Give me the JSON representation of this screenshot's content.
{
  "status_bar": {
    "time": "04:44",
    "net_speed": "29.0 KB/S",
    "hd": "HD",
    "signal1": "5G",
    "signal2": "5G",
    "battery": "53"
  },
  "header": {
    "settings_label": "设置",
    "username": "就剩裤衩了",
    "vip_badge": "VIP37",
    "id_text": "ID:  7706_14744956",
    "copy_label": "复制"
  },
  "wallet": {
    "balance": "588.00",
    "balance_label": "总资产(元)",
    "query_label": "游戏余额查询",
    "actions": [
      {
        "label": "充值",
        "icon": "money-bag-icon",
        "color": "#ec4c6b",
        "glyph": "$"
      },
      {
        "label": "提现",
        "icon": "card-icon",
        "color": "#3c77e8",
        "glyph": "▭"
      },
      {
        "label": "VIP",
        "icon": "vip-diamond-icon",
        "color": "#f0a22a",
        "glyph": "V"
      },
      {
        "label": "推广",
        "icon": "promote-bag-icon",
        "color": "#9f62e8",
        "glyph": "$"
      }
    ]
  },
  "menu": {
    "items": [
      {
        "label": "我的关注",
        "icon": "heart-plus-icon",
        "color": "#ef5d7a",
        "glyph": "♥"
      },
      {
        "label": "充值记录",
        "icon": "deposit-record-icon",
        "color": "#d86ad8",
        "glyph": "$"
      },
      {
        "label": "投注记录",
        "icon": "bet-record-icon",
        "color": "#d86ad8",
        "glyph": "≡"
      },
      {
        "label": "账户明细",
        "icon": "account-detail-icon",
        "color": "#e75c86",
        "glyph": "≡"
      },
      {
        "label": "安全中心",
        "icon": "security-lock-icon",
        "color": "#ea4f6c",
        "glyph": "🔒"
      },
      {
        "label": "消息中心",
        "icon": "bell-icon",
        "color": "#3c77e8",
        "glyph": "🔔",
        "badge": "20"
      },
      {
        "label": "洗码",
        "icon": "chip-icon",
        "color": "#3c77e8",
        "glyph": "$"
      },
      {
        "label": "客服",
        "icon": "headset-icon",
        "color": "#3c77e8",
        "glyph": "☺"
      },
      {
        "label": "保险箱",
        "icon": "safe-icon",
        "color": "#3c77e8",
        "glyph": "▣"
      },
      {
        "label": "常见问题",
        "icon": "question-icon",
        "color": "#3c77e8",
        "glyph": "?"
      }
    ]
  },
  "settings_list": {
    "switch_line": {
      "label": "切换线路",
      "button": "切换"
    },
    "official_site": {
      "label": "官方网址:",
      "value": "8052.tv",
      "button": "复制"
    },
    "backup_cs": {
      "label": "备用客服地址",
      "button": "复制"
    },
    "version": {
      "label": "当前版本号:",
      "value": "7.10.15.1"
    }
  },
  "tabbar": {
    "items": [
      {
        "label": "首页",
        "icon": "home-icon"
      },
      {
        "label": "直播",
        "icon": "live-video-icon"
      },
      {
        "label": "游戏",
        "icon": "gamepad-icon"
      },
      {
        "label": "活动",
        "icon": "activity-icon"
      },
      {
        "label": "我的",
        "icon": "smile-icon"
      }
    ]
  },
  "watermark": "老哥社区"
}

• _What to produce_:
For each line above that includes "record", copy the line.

• _Solution to the problem_:
        "icon": "deposit-record-icon",
        "icon": "bet-record-icon",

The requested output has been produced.